|During the 2016 OIDFA congress in Slovenia I helped select a border of linen cutwork and bobbin lace for the Lace Guild’s museum collection, in the UK. The bobbin lace is of the design often described as the ‘fir-tree’. I had seen other fir-tree examples, but never explored the design in any detail until I had the opportunity to study this piece.
Over the next few months I discovered more and more versions of the fir-tree and what started as a short article for the Lace Guild soon expanded beyond the bounds of a single magazine. Rather than try to squash everything into a few pages I decided to select different aspects of my study for each of the newsletters, bulletins etc of the organisations with which I am connected.

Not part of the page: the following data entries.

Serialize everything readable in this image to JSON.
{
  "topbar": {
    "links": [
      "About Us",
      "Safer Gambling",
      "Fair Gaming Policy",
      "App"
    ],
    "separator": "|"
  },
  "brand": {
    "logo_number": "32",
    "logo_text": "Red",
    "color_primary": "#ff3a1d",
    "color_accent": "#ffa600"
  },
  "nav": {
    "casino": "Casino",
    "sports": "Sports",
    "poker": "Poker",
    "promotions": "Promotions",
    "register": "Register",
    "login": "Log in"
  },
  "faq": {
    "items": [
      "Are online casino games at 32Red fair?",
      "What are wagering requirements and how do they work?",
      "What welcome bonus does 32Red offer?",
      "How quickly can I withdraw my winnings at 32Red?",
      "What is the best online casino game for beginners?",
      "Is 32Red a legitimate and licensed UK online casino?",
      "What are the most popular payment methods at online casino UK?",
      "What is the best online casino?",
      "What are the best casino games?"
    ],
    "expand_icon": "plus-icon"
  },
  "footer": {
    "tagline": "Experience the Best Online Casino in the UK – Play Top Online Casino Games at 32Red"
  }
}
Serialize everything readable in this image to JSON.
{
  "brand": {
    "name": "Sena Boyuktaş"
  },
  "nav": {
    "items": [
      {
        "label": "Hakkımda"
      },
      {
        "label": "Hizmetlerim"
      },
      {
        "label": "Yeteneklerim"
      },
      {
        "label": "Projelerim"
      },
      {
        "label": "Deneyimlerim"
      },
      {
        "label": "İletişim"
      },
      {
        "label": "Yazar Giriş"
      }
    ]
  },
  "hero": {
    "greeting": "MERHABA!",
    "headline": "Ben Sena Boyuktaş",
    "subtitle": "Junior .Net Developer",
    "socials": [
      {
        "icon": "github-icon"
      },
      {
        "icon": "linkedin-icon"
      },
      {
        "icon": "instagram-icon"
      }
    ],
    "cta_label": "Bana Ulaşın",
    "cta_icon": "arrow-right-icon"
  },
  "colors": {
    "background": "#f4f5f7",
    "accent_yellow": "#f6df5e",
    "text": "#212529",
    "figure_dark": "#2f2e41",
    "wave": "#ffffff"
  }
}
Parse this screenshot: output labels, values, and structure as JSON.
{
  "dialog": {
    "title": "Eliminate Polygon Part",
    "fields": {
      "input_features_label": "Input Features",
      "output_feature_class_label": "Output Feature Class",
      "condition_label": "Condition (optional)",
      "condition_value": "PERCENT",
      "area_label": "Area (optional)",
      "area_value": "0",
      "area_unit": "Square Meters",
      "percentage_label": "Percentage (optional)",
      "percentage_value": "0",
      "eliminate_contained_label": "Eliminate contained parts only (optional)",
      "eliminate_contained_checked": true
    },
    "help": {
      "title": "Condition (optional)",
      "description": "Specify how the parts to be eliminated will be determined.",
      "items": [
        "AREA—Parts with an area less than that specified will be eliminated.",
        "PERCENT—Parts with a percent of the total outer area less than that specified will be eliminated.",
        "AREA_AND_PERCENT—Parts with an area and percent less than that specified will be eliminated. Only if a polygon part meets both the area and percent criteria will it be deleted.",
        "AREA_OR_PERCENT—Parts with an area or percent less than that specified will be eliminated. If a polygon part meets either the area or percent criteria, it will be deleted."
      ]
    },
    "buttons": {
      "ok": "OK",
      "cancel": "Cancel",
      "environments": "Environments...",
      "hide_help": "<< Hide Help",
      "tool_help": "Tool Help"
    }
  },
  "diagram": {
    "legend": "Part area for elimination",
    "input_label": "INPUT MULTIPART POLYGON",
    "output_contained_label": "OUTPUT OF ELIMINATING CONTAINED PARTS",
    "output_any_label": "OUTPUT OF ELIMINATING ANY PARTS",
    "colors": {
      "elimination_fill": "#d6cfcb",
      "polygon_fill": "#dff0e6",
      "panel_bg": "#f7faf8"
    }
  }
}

The articles are attached here as a PDFs – these are either my drafts, or a scan or proof copy of the printed article. Inevitably there is some overlap to explain the background, but otherwise each article covers different aspects of the fir-tree.
One of the first things I discovered was that the tree is not as difficult to work as I expected, and it is a very efficient way of producing relatively wide pointed scallops using only a few pairs of bobbins. The working method is described in the article I prepared for issue 166 of the Lace Guild’s magazine, Lace, attached here as Cutwork and Fir-Trees. Instructions for a slightly different tree are included in Introducing Bone Lace, the prequel to my series on Sixteenth and Seventeenth Century Lace. Cutwork and Fir-trees
I became intrigued by the way various fir-tree designs can be found across the world, and this is the focus of Well-travelled Fir-trees published the IOLI bulletin (spring 2017). This article has been extended for the website to include further analysis of the similarities and differences between various styles of fir-tree.Instructions for a slightly different tree are included in Introducing Bone Lace, the prequel to my series on Sixteenth and Seventeenth Century Lace.
The third article – Finding Freehand lace and Fir-trees – looks at the importance of freehand techniques – ie working without a pricked pattern and with minimum use of pins – and the ways individual lacemakers might copy and adapt printed patterns and existing lace to create a range of related effects. Finding Freehand lace and Fir-trees
I hope to add to this section of my website as more fir-tree information comes my way and I would be very grateful for any contribution via the contact section below.
I had just started writing this introduction when I came upon a miniature of Christian IV of Denmark (Buccleuch collection, probably by Jacob van der Doort, c.1605, reproduced in The Lost Prince, by Catharine MacLeod, published by NPG.)
My initial thought (hope?) was that the lace on Christian’s falling band (collar) is a fir-tree. The portrait is tiny, just 5.7cm x 4.6cm, however the painting is so good and the photography at such a high resolution that it is possible to see that the lace depicted is a plaited one, not a fir-tree – a big disappointment, so I’m still looking for fir-trees on a portrait.